I was on the floor in the 11th row where the packed audience around me never sat down until over halfway through the three-hour show. Cell phones were raised as lyrics to every song were sung by dedicated Beatlemaniacs. In a time of divisiveness, McCartney brought together people to mutually enjoy his spectacular and unforgettable performance.
McCartney’s outstanding band has been with him for fifteen years since the 2002 “Driving World” tour. Band members include guitarists Brian Ray and Rusty Anderson, drummer Abe Laboriel Jr. and keyboardist Wix Wickens.
According to the Associated Press, Sir Paul had the seventh-highest grossing tour in 2016 with $110.6 million taken in with 867,712 tickets sold.
As reported in the Oklahoman by Nathan Poppe, McCartney made history during this Oklahoma City stop by breaking his own record for the biggest show at Chesapeake Energy Arena attracting 13,040 guests.
McCartney wowed the audience with 39 tunes from his earliest Beatle days through his Wings years to his more recent solo efforts, that showed he still is the creative boy from Liverpool he’s always been.
Both joy and tears swept over me as McCartney crooned and belted out songs to his adoring crowd, including Beatle favorites “Can’t Buy Me Love,” “We Can Work It Out,” “Love Me Do,” “Blackbird” “I Wanna Be Your Man,” “The Fool on the Hill,” “Lady Madonna,” “Being for the Benefit of Mr. Kite,” “Ob-La-Di, Ob-La-Da,” “Eleanor Rigby,” “Back in the U.S.S.R.,” “Let It Be,” “Hey Jude,” and “Something,” which he dedicated to his friend and Beatle mate, the late George Harrison.
“Here Today” from McCartney’s solo album “Tug of War” was dedicated to his famous Beatle co-writer the the late John Lennon, as Paul reminded us to tell people we love them today rather than waiting until it may be too late.
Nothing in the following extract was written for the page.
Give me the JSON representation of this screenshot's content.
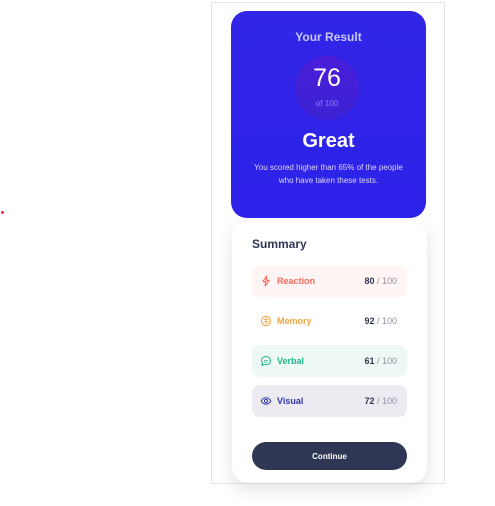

Some of my favorite McCartney tunes performed from his Wings period were “Letting Go,” “Let Me Roll It To You,” “Nineteen Hundred and Eight Five,” “Band on the Run,” and an explosive, fire hot version of “Live and Let Die,” which raised the room temperature several degrees.
– And this reporter thinks his voice is still one of the most beautiful and recognizable in my lifetime…a rather lengthy period.
Poppe noted another moment that also struck me that showed McCartney’s humility and sense of humor when he said that “The difference between a crowd’s reaction to a Beatles song and his newer solo material such as ‘Queenie Eye’ is; when it’s a Beatles song, the crowd lights up like a starry night, but with a new song it looks like a black hole.” He added, “Nevertheless, we still do them.”
After nearly three hours’ worth of the greatest moments from the last 50 years of music, the encore kept the audience going with some of the crowd’s all-time favorites, “Yesterday,” “Sgt. Pepper’s Lonely Hearts Club Band,” Hi, Hi, Hi,” “Birthday,” “Golden Slumbers,” “Carry That Weight,” and “The End.”
But it really isn’t. We have McCartney’s music to carry us through the rest of our lives and undoubtedly into future generations. Thank you Sir Paul!
Paul described the title of the tour by saying, “When I do the show, I feel like I’m kind of talking to someone like me in the audience, even though you’re at the back of the hall, we try and bring the intimacy to you. It’s me, one-on-one, with every member of the audience.”
And it was….I’ve been lucky enough to see Paul in concert four times now and this was his best show ever. I encourage anyone who can to attend the One On One Tour – a once in a lifetime experience – which continues in several US cities and abroad through December.
Although Poppe noted that Ringo wasn’t mentioned during the show, Paul will be collaborating on Starr’s next album, “Give More Love.” And Ringo will play with his All-Starr Band in November at the Winstar Casino in Thackerville.
Paul’s always sweet demeanor and charming British personality makes it appear that performing for three hours is second nature and an effortless breeze for my favorite Beatle!
For future tour dates, visit paulmccartney.com/live.